• **EXERCISE INSTRUCTIONS**:
All lines in the data that hold the word "kind" need copying.
--- DATA RECORDS Enclosed Below ---
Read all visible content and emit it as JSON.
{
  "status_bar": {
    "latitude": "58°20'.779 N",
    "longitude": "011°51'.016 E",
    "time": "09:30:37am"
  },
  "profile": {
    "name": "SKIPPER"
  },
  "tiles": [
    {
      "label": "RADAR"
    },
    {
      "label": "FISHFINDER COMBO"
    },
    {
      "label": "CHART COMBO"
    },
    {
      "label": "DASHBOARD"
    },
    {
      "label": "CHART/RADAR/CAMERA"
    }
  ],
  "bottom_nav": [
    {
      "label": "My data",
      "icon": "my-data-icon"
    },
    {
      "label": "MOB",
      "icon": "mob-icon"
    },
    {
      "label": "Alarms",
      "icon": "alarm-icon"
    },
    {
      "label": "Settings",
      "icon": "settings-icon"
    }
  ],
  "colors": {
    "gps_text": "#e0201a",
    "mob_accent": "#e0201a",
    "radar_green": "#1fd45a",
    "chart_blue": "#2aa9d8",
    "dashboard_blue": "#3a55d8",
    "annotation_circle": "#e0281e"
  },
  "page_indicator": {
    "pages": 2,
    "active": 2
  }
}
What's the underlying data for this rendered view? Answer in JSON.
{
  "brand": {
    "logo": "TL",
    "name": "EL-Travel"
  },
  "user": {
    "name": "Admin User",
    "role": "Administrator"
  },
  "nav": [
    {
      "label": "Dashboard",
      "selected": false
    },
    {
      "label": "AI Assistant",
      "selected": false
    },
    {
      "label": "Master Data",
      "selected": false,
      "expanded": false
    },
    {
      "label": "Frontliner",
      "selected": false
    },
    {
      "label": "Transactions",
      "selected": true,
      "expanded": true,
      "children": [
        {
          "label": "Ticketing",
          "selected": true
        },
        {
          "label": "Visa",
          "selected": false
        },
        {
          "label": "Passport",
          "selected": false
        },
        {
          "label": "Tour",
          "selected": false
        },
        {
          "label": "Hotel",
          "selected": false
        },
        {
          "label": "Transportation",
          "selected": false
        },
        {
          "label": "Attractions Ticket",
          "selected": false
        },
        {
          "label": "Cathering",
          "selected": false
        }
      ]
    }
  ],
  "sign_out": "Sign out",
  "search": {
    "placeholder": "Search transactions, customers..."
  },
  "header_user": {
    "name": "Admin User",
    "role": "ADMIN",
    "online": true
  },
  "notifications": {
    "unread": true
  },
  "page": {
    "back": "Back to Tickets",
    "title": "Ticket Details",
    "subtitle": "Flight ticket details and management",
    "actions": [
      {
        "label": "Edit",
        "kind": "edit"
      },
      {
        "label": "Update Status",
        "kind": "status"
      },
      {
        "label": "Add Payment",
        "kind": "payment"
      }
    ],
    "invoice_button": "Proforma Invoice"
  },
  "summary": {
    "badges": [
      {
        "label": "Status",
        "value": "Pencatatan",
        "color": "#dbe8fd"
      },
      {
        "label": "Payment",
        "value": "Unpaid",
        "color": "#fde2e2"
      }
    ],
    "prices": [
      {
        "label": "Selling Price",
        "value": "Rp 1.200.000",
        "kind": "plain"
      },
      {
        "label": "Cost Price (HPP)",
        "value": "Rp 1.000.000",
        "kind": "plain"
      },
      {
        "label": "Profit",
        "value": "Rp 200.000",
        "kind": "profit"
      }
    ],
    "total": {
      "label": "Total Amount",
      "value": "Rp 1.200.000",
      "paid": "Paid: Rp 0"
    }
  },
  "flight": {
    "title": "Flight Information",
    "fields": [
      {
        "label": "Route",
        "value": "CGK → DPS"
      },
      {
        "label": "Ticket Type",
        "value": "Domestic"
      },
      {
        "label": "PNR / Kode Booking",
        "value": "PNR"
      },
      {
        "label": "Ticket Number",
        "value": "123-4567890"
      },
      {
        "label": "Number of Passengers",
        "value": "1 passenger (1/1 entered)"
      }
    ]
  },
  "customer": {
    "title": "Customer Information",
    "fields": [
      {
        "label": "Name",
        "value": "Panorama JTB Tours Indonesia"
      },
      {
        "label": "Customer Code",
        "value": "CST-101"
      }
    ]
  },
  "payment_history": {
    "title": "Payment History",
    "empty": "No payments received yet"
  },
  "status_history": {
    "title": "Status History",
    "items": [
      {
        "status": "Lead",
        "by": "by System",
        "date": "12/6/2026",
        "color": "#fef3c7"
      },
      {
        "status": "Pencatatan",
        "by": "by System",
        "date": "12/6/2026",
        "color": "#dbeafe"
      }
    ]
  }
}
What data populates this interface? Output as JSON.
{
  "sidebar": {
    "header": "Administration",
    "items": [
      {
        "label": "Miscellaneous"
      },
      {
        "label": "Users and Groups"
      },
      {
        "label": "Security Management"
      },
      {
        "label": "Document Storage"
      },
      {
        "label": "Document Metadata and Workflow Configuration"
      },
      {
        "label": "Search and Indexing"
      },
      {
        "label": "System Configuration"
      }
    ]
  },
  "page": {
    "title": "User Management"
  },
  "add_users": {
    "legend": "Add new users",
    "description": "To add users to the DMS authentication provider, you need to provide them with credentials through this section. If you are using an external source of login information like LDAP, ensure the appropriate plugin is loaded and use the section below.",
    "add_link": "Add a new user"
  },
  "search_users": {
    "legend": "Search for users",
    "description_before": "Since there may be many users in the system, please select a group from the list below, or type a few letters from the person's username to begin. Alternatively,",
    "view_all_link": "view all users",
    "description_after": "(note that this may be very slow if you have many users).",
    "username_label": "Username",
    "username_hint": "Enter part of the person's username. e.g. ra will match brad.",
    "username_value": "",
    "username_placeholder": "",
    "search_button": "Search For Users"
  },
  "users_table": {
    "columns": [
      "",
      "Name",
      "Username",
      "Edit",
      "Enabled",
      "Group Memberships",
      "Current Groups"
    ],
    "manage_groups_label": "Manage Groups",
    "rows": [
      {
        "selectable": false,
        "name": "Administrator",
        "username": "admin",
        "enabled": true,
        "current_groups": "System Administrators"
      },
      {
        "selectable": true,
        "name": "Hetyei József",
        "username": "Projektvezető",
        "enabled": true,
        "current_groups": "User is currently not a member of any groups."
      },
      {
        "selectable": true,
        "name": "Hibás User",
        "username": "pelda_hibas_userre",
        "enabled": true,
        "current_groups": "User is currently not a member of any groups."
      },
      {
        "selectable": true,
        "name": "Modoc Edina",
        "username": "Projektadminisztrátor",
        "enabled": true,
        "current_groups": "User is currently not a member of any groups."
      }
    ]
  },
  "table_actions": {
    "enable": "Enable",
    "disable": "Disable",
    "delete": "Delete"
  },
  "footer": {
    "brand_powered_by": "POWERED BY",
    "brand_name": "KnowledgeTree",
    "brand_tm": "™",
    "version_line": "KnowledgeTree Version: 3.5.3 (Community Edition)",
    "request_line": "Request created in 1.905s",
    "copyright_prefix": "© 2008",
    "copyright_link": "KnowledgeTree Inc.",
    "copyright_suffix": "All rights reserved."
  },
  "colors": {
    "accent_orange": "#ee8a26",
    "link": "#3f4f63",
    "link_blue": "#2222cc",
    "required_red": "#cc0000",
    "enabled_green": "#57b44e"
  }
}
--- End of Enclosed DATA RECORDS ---
• **RESULT**:
        "kind": "edit"
        "kind": "status"
        "kind": "payment"
        "kind": "plain"
        "kind": "plain"
        "kind": "profit"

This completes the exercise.